Sit-a-McGrady? McGrady continues to struggle with a balky left knee. He missed Wednesday's game completely, and had been limited to 31
minutes or less in each of his previous five games. McGrady acknowledges that he will have to determine his availability before each game for the time
being, which absolutely wrecks his fantasy value. In the meantime, Shane Battier returned from the foot injury that caused him to miss the first month,
and with McGrady out he was able to move right into the starting lineup. The playing time situation in Houston is so variable right now, that I would
avoid any Rocket outside of Yao Ming and maybe Ron Artest if at all possible.
Bucks Backcourt: Ramon Sessions has been taking the starter's minutes, if not the actual starting job, from Luke Ridnour over the past
week. In the last two games that both played, Sessions is averaging 38 minutes off the bench while Ridnour is getting only 16 minutes as the starter.
Steve Blake (41% owned): Blake has been solid for the past week, averaging 15.5 points with 4.5 assists and 3.0 treys. He's not a
primary option for the Blazers, but he has a good enough jumper to play off of the attention given to Brandon Roy, LaMarcus Aldridge and Greg Oden.
Eric Gordon (31% owned): Gordon seems to be the immediate winner of the trade last week that sent Cuttino Mobley and Tim Thomas out and
brought Zach Randolph back. Gordon has moved into the starting lineup, and the rookie has responded by averaging 24.5 points, 4.0 steals, 3.5 assists
and 3.0 rebounds per over the last two games.
Joel Przybilla (27% owned): While Greg Oden gets all of the attention, Przybilla continues to quietly produce on a nightly basis. He's
averaging 9.8 boards, 3.2 blocks, and 1.8 steals per over the past week. And he's shooting 83 percent from the field for the season - that isn't a
Andray Blatche (16% owned): Blatche had a monster game against Golden State earlier in the week, but fouled out in only 12 minutes
against Dwight Howard and the Magic on Thursday night. Those two teams are at the far extremes of opponents for a big man to produce against, so take
both games with a grain of salt. But Blatche showed last season that he can produce when given minutes, so he could be worth taking a flier on if you
could use a young center with upside.
George Hill (11% owned): Hill continues to shine off the bench for the Spurs despite Manu Ginobili's return, averaging 20.7 points, 4.7

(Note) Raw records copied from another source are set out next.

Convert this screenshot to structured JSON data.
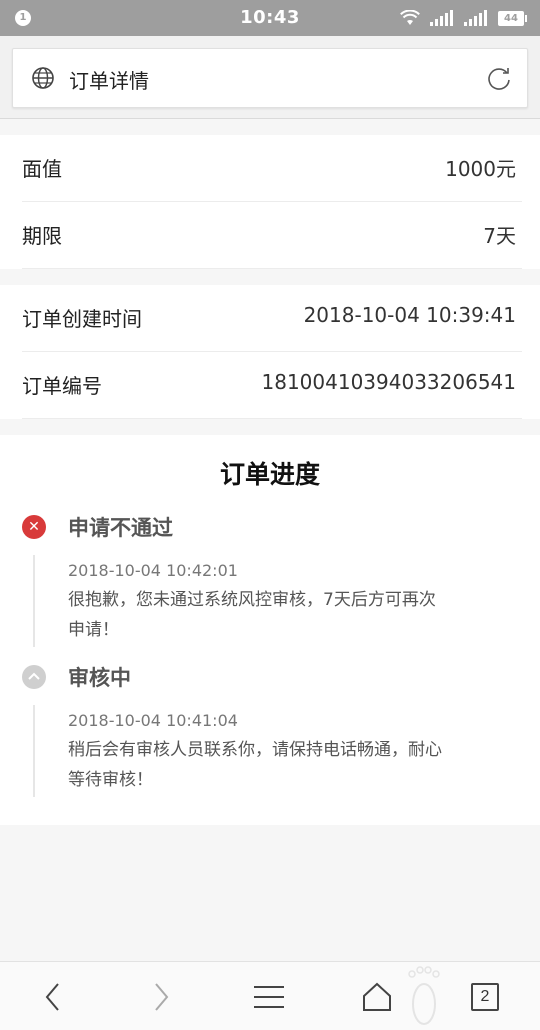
{
  "status_bar": {
    "notification_count": "1",
    "time": "10:43",
    "battery": "44"
  },
  "address_bar": {
    "title": "订单详情"
  },
  "card_1": {
    "rows": [
      {
        "label": "面值",
        "value": "1000元"
      },
      {
        "label": "期限",
        "value": "7天"
      }
    ]
  },
  "card_2": {
    "rows": [
      {
        "label": "订单创建时间",
        "value": "2018-10-04 10:39:41"
      },
      {
        "label": "订单编号",
        "value": "181004103940332065‌41"
      }
    ]
  },
  "progress": {
    "title": "订单进度",
    "steps": [
      {
        "title": "申请不通过",
        "status_color": "#d83a3a",
        "icon": "x-icon",
        "timestamp": "2018-10-04 10:42:01",
        "message": "很抱歉，您未通过系统风控审核，7天后方可再次申请！"
      },
      {
        "title": "审核中",
        "status_color": "#cfcfcf",
        "icon": "chevron-up-icon",
        "timestamp": "2018-10-04 10:41:04",
        "message": "稍后会有审核人员联系你，请保持电话畅通，耐心等待审核！"
      }
    ]
  },
  "bottom_bar": {
    "tab_count": "2"
  }
}
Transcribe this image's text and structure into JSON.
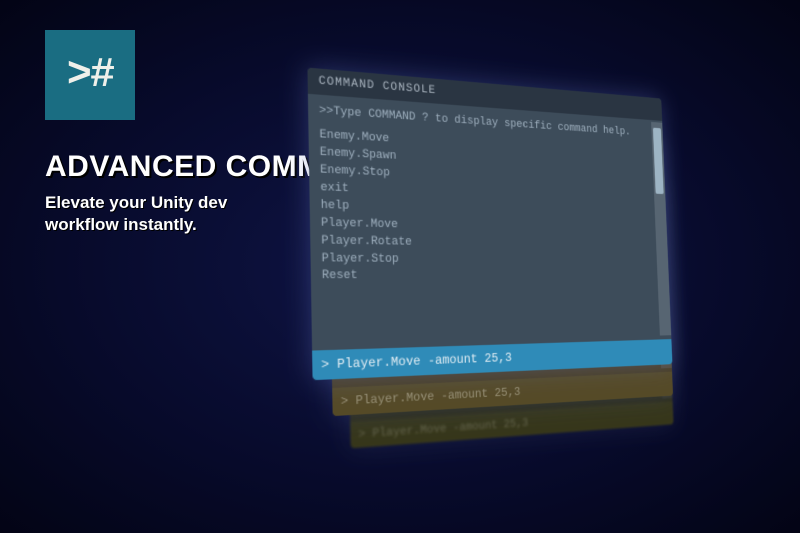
{
  "logo": {
    "symbol": ">#"
  },
  "hero": {
    "title": "ADVANCED COMMAND CONSOLE",
    "subtitle": "Elevate your Unity dev workflow instantly."
  },
  "console": {
    "header": "COMMAND CONSOLE",
    "hint": ">>Type COMMAND ? to display specific command help.",
    "commands": [
      "Enemy.Move",
      "Enemy.Spawn",
      "Enemy.Stop",
      "exit",
      "help",
      "Player.Move",
      "Player.Rotate",
      "Player.Stop",
      "Reset"
    ],
    "input_prefix": ">",
    "input_value": "Player.Move -amount 25,3"
  }
}
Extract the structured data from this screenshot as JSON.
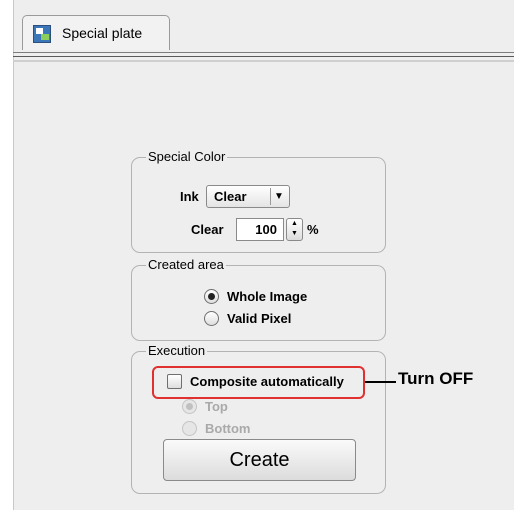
{
  "tab": {
    "label": "Special plate",
    "icon": "special-plate-icon"
  },
  "special_color": {
    "legend": "Special Color",
    "ink_label": "Ink",
    "ink_value": "Clear",
    "clear_label": "Clear",
    "clear_value": "100",
    "percent": "%"
  },
  "created_area": {
    "legend": "Created area",
    "options": [
      {
        "label": "Whole Image",
        "selected": true
      },
      {
        "label": "Valid Pixel",
        "selected": false
      }
    ]
  },
  "execution": {
    "legend": "Execution",
    "composite_label": "Composite automatically",
    "composite_checked": false,
    "options": [
      {
        "label": "Top",
        "selected": true,
        "enabled": false
      },
      {
        "label": "Bottom",
        "selected": false,
        "enabled": false
      }
    ],
    "create_label": "Create"
  },
  "annotation": {
    "label": "Turn OFF",
    "highlight_color": "#e03030"
  }
}
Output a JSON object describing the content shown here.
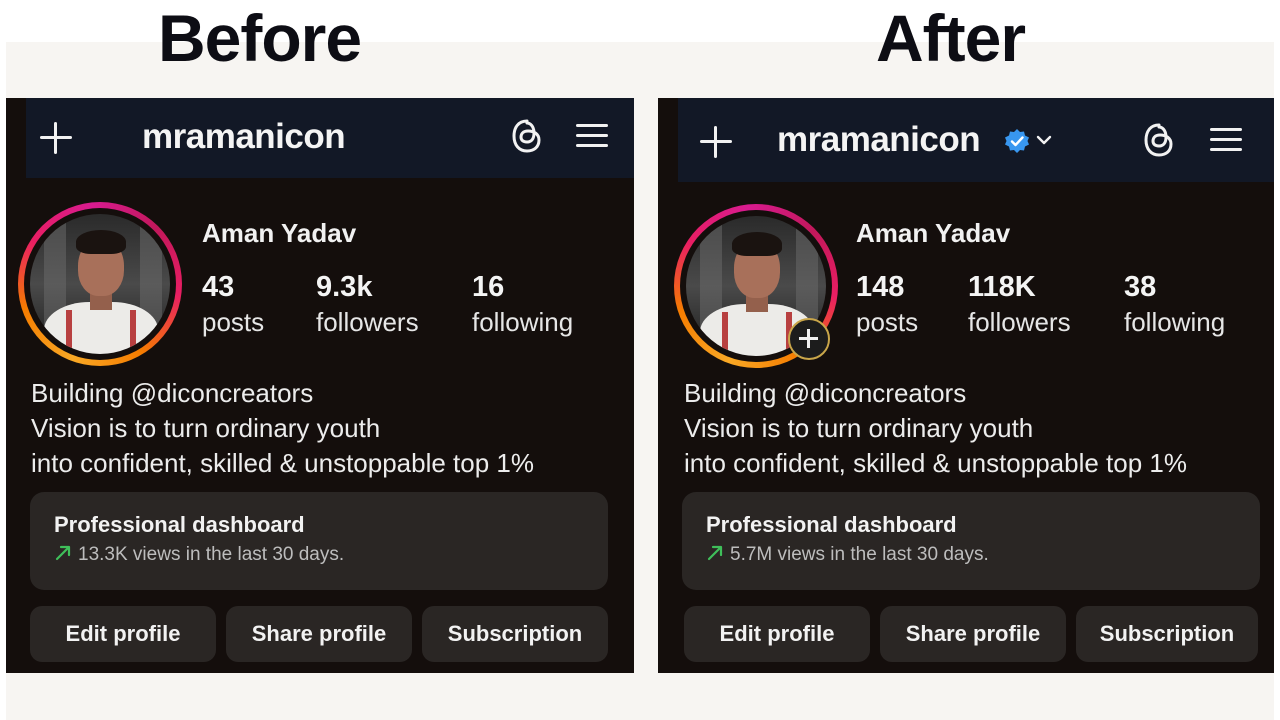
{
  "labels": {
    "before": "Before",
    "after": "After"
  },
  "before": {
    "username": "mramanicon",
    "full_name": "Aman Yadav",
    "stats": [
      {
        "value": "43",
        "label": "posts"
      },
      {
        "value": "9.3k",
        "label": "followers"
      },
      {
        "value": "16",
        "label": "following"
      }
    ],
    "bio": [
      "Building @diconcreators",
      "Vision is to turn ordinary youth",
      "into confident, skilled & unstoppable top 1%"
    ],
    "dashboard": {
      "title": "Professional dashboard",
      "subtitle": "13.3K views in the last 30 days."
    },
    "buttons": {
      "edit": "Edit profile",
      "share": "Share profile",
      "subscription": "Subscription"
    }
  },
  "after": {
    "username": "mramanicon",
    "full_name": "Aman Yadav",
    "stats": [
      {
        "value": "148",
        "label": "posts"
      },
      {
        "value": "118K",
        "label": "followers"
      },
      {
        "value": "38",
        "label": "following"
      }
    ],
    "bio": [
      "Building @diconcreators",
      "Vision is to turn ordinary youth",
      "into confident, skilled & unstoppable top 1%"
    ],
    "dashboard": {
      "title": "Professional dashboard",
      "subtitle": "5.7M views in the last 30 days."
    },
    "buttons": {
      "edit": "Edit profile",
      "share": "Share profile",
      "subscription": "Subscription"
    }
  },
  "colors": {
    "panel_bg": "#140e0c",
    "topbar_bg": "#121826",
    "card_bg": "#2a2624",
    "verified": "#3897f0",
    "trend": "#3fbf5a"
  },
  "icons": [
    "plus-icon",
    "threads-icon",
    "menu-icon",
    "verified-badge-icon",
    "chevron-down-icon",
    "trend-up-icon",
    "add-story-icon"
  ]
}
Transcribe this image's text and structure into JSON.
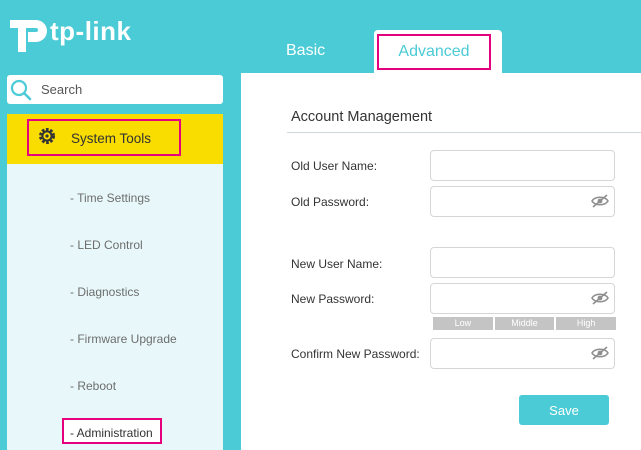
{
  "brand": {
    "name": "tp-link"
  },
  "tabs": [
    {
      "label": "Basic"
    },
    {
      "label": "Advanced"
    }
  ],
  "search": {
    "placeholder": "Search"
  },
  "sidebar": {
    "section": "System Tools",
    "items": [
      {
        "label": "- Time Settings"
      },
      {
        "label": "- LED Control"
      },
      {
        "label": "- Diagnostics"
      },
      {
        "label": "- Firmware Upgrade"
      },
      {
        "label": "- Reboot"
      },
      {
        "label": "- Administration"
      }
    ]
  },
  "account": {
    "title": "Account Management",
    "old_user_label": "Old User Name:",
    "old_pass_label": "Old Password:",
    "new_user_label": "New User Name:",
    "new_pass_label": "New Password:",
    "confirm_pass_label": "Confirm New Password:",
    "old_user_value": "",
    "old_pass_value": "",
    "new_user_value": "",
    "new_pass_value": "",
    "confirm_pass_value": "",
    "strength": [
      "Low",
      "Middle",
      "High"
    ],
    "save_label": "Save"
  },
  "colors": {
    "accent": "#4acbd6",
    "highlight": "#e6007e",
    "section_active": "#f9dc00"
  },
  "icons": {
    "logo": "tp-link-logo-icon",
    "search": "search-icon",
    "section": "gear-icon",
    "password": "eye-slash-icon"
  }
}
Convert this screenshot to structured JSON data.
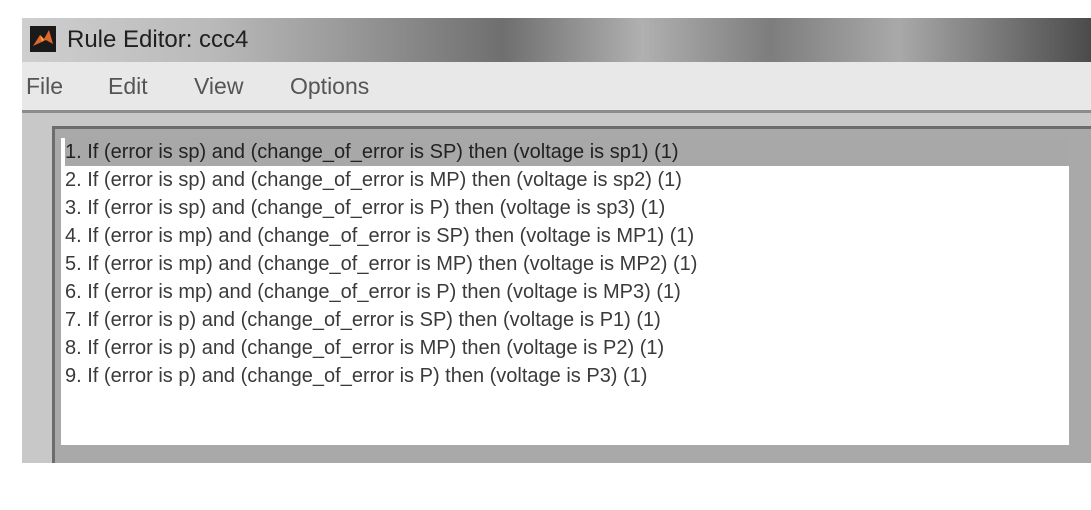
{
  "window": {
    "title": "Rule Editor: ccc4",
    "icon": "matlab-logo-icon"
  },
  "menu": {
    "file": "File",
    "edit": "Edit",
    "view": "View",
    "options": "Options"
  },
  "rules": [
    "1. If (error is sp) and (change_of_error is SP) then (voltage is sp1) (1)",
    "2. If (error is sp) and (change_of_error is MP) then (voltage is sp2) (1)",
    "3. If (error is sp) and (change_of_error is P) then (voltage is sp3) (1)",
    "4. If (error is mp) and (change_of_error is SP) then (voltage is MP1) (1)",
    "5. If (error is mp) and (change_of_error is MP) then (voltage is MP2) (1)",
    "6. If (error is mp) and (change_of_error is P) then (voltage is MP3) (1)",
    "7. If (error is p) and (change_of_error is SP) then (voltage is P1) (1)",
    "8. If (error is p) and (change_of_error is MP) then (voltage is P2) (1)",
    "9. If (error is p) and (change_of_error is P) then (voltage is P3) (1)"
  ],
  "selected_rule_index": 0
}
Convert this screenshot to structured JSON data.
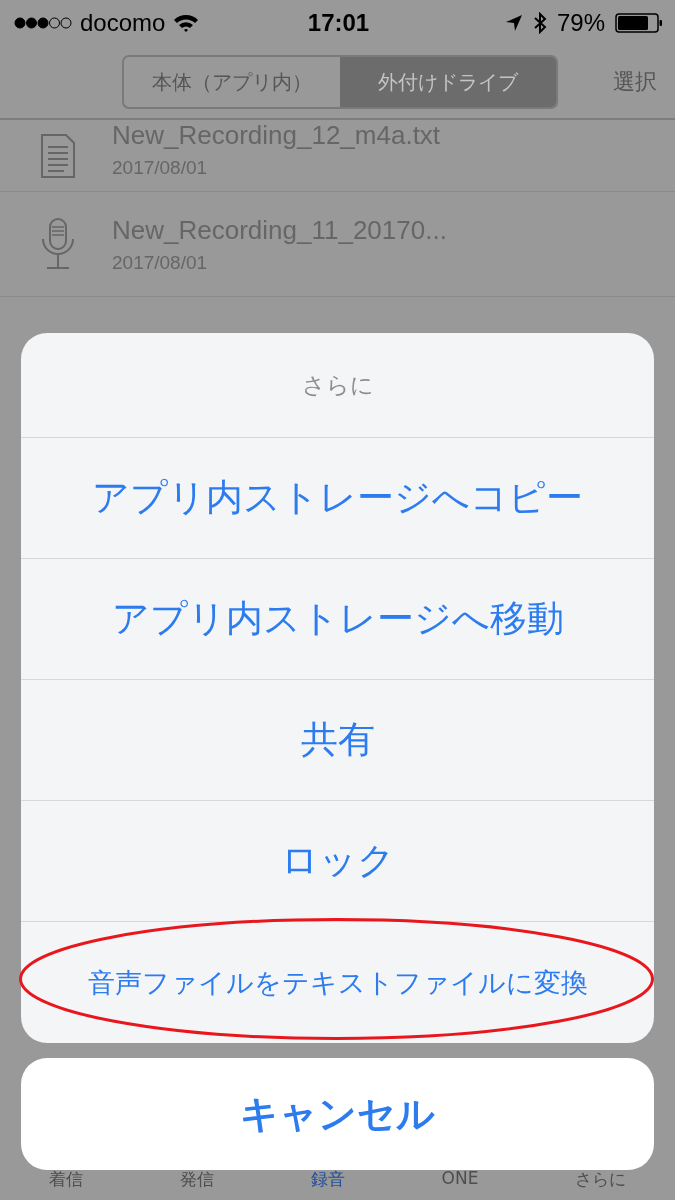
{
  "status_bar": {
    "carrier": "docomo",
    "time": "17:01",
    "battery": "79%"
  },
  "segments": [
    {
      "label": "本体（アプリ内）",
      "selected": false
    },
    {
      "label": "外付けドライブ",
      "selected": true
    }
  ],
  "select_button": "選択",
  "files": [
    {
      "kind": "text",
      "name": "New_Recording_12_m4a.txt",
      "date": "2017/08/01"
    },
    {
      "kind": "audio",
      "name": "New_Recording_11_20170...",
      "date": "2017/08/01"
    }
  ],
  "action_sheet": {
    "title": "さらに",
    "actions": [
      {
        "label": "アプリ内ストレージへコピー",
        "highlighted": false
      },
      {
        "label": "アプリ内ストレージへ移動",
        "highlighted": false
      },
      {
        "label": "共有",
        "highlighted": false
      },
      {
        "label": "ロック",
        "highlighted": false
      },
      {
        "label": "音声ファイルをテキストファイルに変換",
        "highlighted": true
      }
    ],
    "cancel": "キャンセル"
  },
  "tabs": [
    {
      "label": "着信",
      "selected": false
    },
    {
      "label": "発信",
      "selected": false
    },
    {
      "label": "録音",
      "selected": true
    },
    {
      "label": "ONE",
      "selected": false
    },
    {
      "label": "さらに",
      "selected": false
    }
  ]
}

boards, 3.7 assists, 2.0 steals, and 1.3 treys per over the last week. He could be worth a short-term add until Ginobili and eventually Tony Parker
return to full game speed and take his minutes.
Article first appeared 11/28/08